For the most part, Saturday market time is Me Time. C is out mountain biking in, oh, some mountain somewhere. Little C is asleep or playing with the nanny. Weekend activities have yet to start, or even be planned. It’s a quiet pocket of morning that is all mine. Going over the fresh produce, seeing the new offerings from our local farms, chatting with the purveyors, (tasting all the free samples!), finding something to take home for breakfast.
I walk to my neighborhood weekend market with my bags in tow. If it looks like rain I take my battered umbrella (a fake-y Barca one we had to procure on our honeymoon during a rainy jaunt to Cadaques). The walk in itself is a time for reflection (and probably the only exercise I get every week…I know, don’t even say it). A gentle reminder to be grateful for the blessings in my life, both big and small – my family, a market that is a short walk away, coffee, hot showers & cold sheets, warm soup on a rainy night.
And all the artisans and experts, the zealous and new, along with the experienced though still as fervent, that cross my path. One of my favorites is a pair of Chinese ladies who make and sell homemade dim sum and noodles. They man a small table brimming with siomai, wontons, kikiam, fresh noodles, lobster balls, XO sauce, and all sorts of things I want to make off with. The dim sum is frozen so you can keep some stored away in the freezer for emergency wonton noodle soup.
Simple Wonton Noodle Soup
- 120 grams egg noodles
- 4 cups chicken stock
- 1 thumb-sized piece of ginger, peeled and sliced
- 1 red onion sliced
- 10-12 pcs wonton
- 1-2 bunches bok choy, trimmed and leaves separated
- 1 bunch enoki mushrooms, bottom trimmed and separated
- A splash or 2 of soy sauce
- 6 stalks green onion, sliced on the diagonal
– Cook the egg noodles as per package directions and set aside.
– Place stock, ginger, and onion in a pot and bring to a simmer. Simmer until the onion is soft.
– Add the wontons into the pot and simmer for about 5 minutes. Add bok choy and mushrooms and simmer a further 5-10 minutes or until everything is cooked.

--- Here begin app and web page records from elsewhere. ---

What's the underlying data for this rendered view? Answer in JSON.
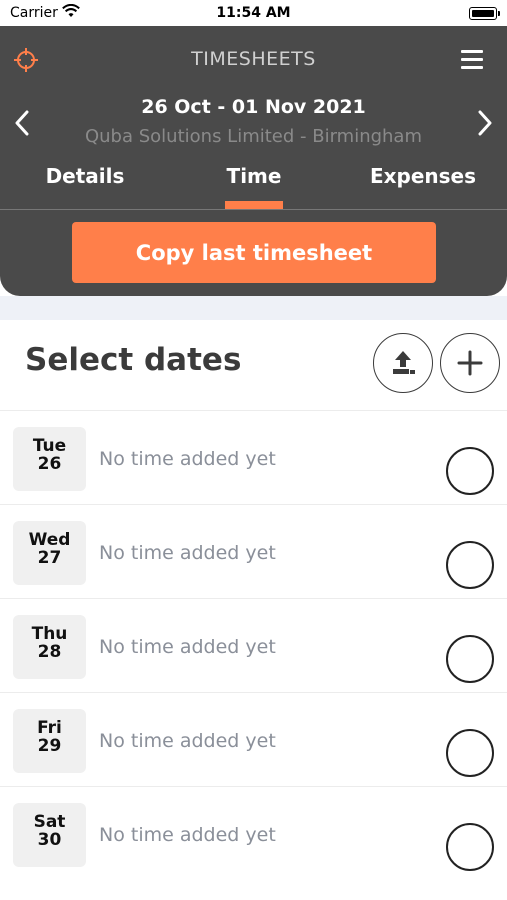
{
  "status_bar": {
    "carrier": "Carrier",
    "time": "11:54 AM"
  },
  "header": {
    "title": "TIMESHEETS",
    "date_range": "26 Oct - 01 Nov 2021",
    "company": "Quba Solutions Limited - Birmingham",
    "tabs": [
      {
        "label": "Details"
      },
      {
        "label": "Time",
        "active": true
      },
      {
        "label": "Expenses"
      }
    ],
    "copy_button": "Copy last timesheet"
  },
  "colors": {
    "accent": "#ff7f4a",
    "header_bg": "#4a4a4a"
  },
  "section": {
    "title": "Select dates"
  },
  "dates": [
    {
      "day": "Tue",
      "num": "26",
      "note": "No time added yet"
    },
    {
      "day": "Wed",
      "num": "27",
      "note": "No time added yet"
    },
    {
      "day": "Thu",
      "num": "28",
      "note": "No time added yet"
    },
    {
      "day": "Fri",
      "num": "29",
      "note": "No time added yet"
    },
    {
      "day": "Sat",
      "num": "30",
      "note": "No time added yet"
    }
  ]
}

– Add a splash or two of soy sauce to taste. Take the pot of the heat.
– Pile noodles in individual bowls. Pour soup over the noodles making sure each serving gets some vegetables and wontons. Garnish each serving with sliced green onions.

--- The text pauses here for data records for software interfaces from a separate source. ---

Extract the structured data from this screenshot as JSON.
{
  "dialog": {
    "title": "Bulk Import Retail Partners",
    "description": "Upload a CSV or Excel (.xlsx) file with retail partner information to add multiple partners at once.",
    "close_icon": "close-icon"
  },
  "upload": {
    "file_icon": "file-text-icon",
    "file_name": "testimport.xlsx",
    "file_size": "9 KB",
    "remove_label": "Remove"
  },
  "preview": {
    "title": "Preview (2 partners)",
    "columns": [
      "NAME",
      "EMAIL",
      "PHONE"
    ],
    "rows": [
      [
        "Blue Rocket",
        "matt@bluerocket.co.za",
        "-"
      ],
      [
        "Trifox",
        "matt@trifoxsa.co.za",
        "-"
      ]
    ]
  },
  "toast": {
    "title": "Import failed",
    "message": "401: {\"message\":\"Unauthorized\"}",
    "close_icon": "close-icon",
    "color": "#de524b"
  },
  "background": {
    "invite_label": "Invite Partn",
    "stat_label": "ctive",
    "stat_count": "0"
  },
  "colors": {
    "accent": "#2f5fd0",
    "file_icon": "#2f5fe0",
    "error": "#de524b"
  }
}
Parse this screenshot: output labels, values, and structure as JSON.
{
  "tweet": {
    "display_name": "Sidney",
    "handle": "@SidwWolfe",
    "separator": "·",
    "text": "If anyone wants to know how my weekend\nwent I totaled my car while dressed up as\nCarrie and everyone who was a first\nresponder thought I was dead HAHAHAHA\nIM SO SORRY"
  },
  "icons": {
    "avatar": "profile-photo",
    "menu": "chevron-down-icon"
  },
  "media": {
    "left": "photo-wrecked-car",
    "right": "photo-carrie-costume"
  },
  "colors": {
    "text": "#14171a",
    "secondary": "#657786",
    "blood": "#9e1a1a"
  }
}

This soup hits the spot on a rainy night after a tough day of work when you both want something homespun and nourishing, but at the same time don’t have the energy to prepare anything too involved. It’s all a matter of getting your noodles done, and, at the same time, putting everything in another pot to cook. We like it with some chili oil or chili-garlic oil (the type you have with siomai) drizzled on top. The volumes are far from specific as you can add as little or as much as you want (or you have). Switch the enoki with shitake or add more fresh herbs to garnish — you can get as fancy or as bare-bones as you want with this. This version, as the title implies, is very basic…great as is but also good to build on. Until I finally attempt making my own wontons, my two ladies have got me covered. Recipe suggestions are very welcome though!

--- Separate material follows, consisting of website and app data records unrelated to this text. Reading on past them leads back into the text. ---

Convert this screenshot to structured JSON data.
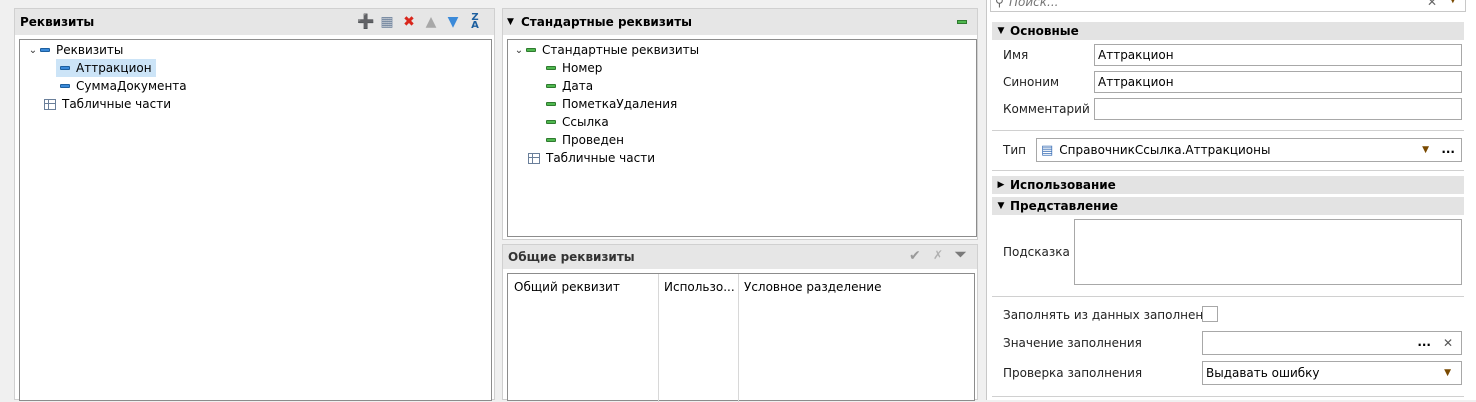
{
  "left": {
    "title": "Реквизиты",
    "tree": [
      {
        "label": "Реквизиты"
      },
      {
        "label": "Аттракцион"
      },
      {
        "label": "СуммаДокумента"
      },
      {
        "label": "Табличные части"
      }
    ]
  },
  "middle_top": {
    "title": "Стандартные реквизиты",
    "tree": [
      {
        "label": "Стандартные реквизиты"
      },
      {
        "label": "Номер"
      },
      {
        "label": "Дата"
      },
      {
        "label": "ПометкаУдаления"
      },
      {
        "label": "Ссылка"
      },
      {
        "label": "Проведен"
      },
      {
        "label": "Табличные части"
      }
    ]
  },
  "middle_bottom": {
    "title": "Общие реквизиты",
    "columns": [
      "Общий реквизит",
      "Использо...",
      "Условное разделение"
    ]
  },
  "props": {
    "search_placeholder": "Поиск...",
    "sections": {
      "main": "Основные",
      "usage": "Использование",
      "presentation": "Представление"
    },
    "name_label": "Имя",
    "name_value": "Аттракцион",
    "synonym_label": "Синоним",
    "synonym_value": "Аттракцион",
    "comment_label": "Комментарий",
    "comment_value": "",
    "type_label": "Тип",
    "type_value": "СправочникСсылка.Аттракционы",
    "ellipsis": "...",
    "hint_label": "Подсказка",
    "fill_from_label": "Заполнять из данных заполнения",
    "fill_value_label": "Значение заполнения",
    "fill_check_label": "Проверка заполнения",
    "fill_check_value": "Выдавать ошибку"
  }
}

I am a big believer of Me Time for all people (young, old, male, female, married, single). Whether it’s solo market meandering, an afternoon at the spa, holing up in a museum or a bookstore, or hunting down the perfect stiletto, I think it’s important that every person finds time just for themselves. Humans need to nurture themselves to be better to other humans…my humble opinion 🙂